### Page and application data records

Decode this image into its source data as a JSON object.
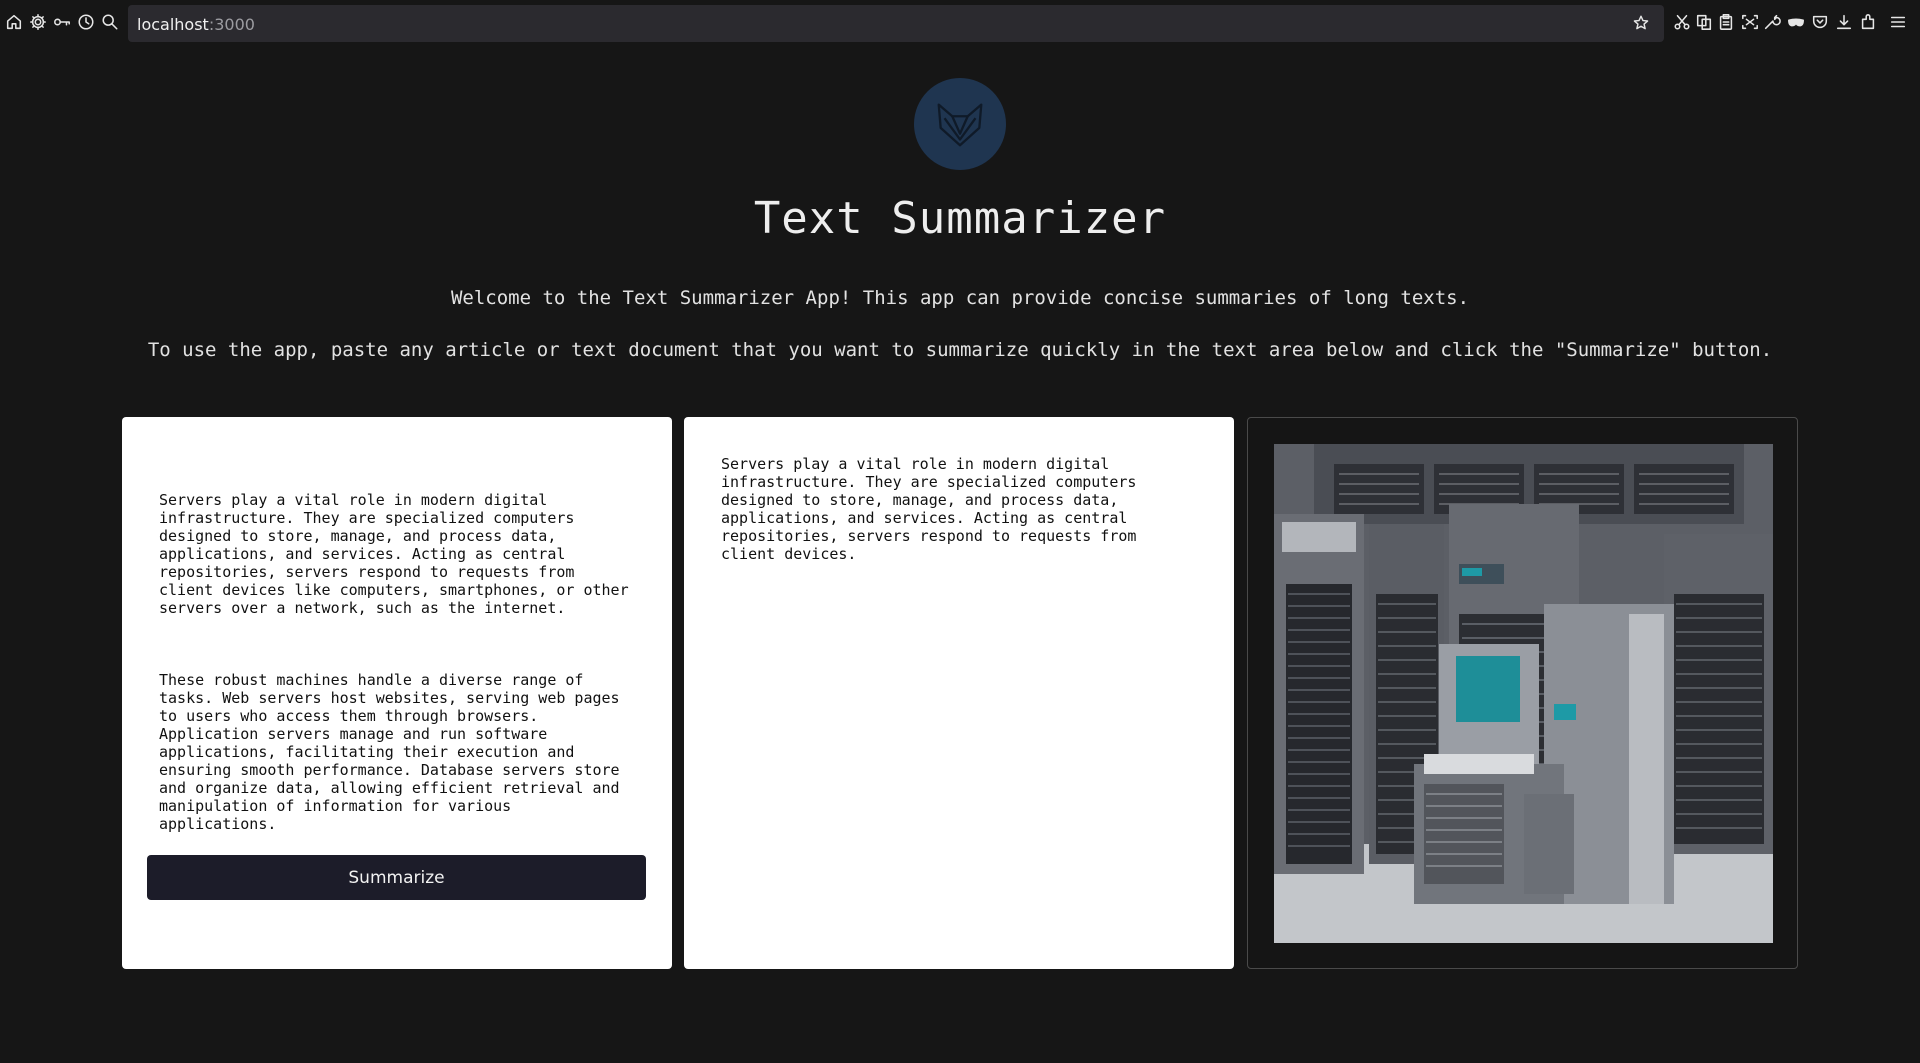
{
  "browser": {
    "url_host": "localhost",
    "url_port": ":3000"
  },
  "app": {
    "title": "Text Summarizer",
    "intro_line_1": "Welcome to the Text Summarizer App! This app can provide concise summaries of long texts.",
    "intro_line_2": "To use the app, paste any article or text document that you want to summarize quickly in the text area below and click the \"Summarize\" button."
  },
  "input_panel": {
    "paragraph_1": "Servers play a vital role in modern digital\ninfrastructure. They are specialized computers\ndesigned to store, manage, and process data,\napplications, and services. Acting as central\nrepositories, servers respond to requests from\nclient devices like computers, smartphones, or other\nservers over a network, such as the internet.",
    "paragraph_2": "These robust machines handle a diverse range of\ntasks. Web servers host websites, serving web pages\nto users who access them through browsers.\nApplication servers manage and run software\napplications, facilitating their execution and\nensuring smooth performance. Database servers store\nand organize data, allowing efficient retrieval and\nmanipulation of information for various\napplications.",
    "summarize_label": "Summarize"
  },
  "output_panel": {
    "summary": "Servers play a vital role in modern digital\ninfrastructure. They are specialized computers\ndesigned to store, manage, and process data,\napplications, and services. Acting as central\nrepositories, servers respond to requests from\nclient devices."
  },
  "image_panel": {
    "illustration": "server-room-illustration"
  },
  "icons": {
    "toolbar_left": [
      "home-icon",
      "gear-icon",
      "key-icon",
      "history-icon",
      "search-icon"
    ],
    "toolbar_right": [
      "scissors-icon",
      "copy-icon",
      "clipboard-icon",
      "screenshot-icon",
      "wrench-icon",
      "mask-icon",
      "pocket-icon",
      "download-icon",
      "extensions-icon",
      "menu-icon"
    ],
    "logo": "fox-logo-icon"
  },
  "colors": {
    "background": "#161616",
    "logo_circle": "#1f3550",
    "button": "#1c1c29"
  }
}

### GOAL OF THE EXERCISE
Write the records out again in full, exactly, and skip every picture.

### SOLUTION FOR THIS TASK
Decode this image into its source data as a JSON object.
{
  "browser": {
    "url_host": "localhost",
    "url_port": ":3000"
  },
  "app": {
    "title": "Text Summarizer",
    "intro_line_1": "Welcome to the Text Summarizer App! This app can provide concise summaries of long texts.",
    "intro_line_2": "To use the app, paste any article or text document that you want to summarize quickly in the text area below and click the \"Summarize\" button."
  },
  "input_panel": {
    "paragraph_1": "Servers play a vital role in modern digital\ninfrastructure. They are specialized computers\ndesigned to store, manage, and process data,\napplications, and services. Acting as central\nrepositories, servers respond to requests from\nclient devices like computers, smartphones, or other\nservers over a network, such as the internet.",
    "paragraph_2": "These robust machines handle a diverse range of\ntasks. Web servers host websites, serving web pages\nto users who access them through browsers.\nApplication servers manage and run software\napplications, facilitating their execution and\nensuring smooth performance. Database servers store\nand organize data, allowing efficient retrieval and\nmanipulation of information for various\napplications.",
    "summarize_label": "Summarize"
  },
  "output_panel": {
    "summary": "Servers play a vital role in modern digital\ninfrastructure. They are specialized computers\ndesigned to store, manage, and process data,\napplications, and services. Acting as central\nrepositories, servers respond to requests from\nclient devices."
  },
  "image_panel": {
    "illustration": "server-room-illustration"
  },
  "icons": {
    "toolbar_left": [
      "home-icon",
      "gear-icon",
      "key-icon",
      "history-icon",
      "search-icon"
    ],
    "toolbar_right": [
      "scissors-icon",
      "copy-icon",
      "clipboard-icon",
      "screenshot-icon",
      "wrench-icon",
      "mask-icon",
      "pocket-icon",
      "download-icon",
      "extensions-icon",
      "menu-icon"
    ],
    "logo": "fox-logo-icon"
  },
  "colors": {
    "background": "#161616",
    "logo_circle": "#1f3550",
    "button": "#1c1c29"
  }
}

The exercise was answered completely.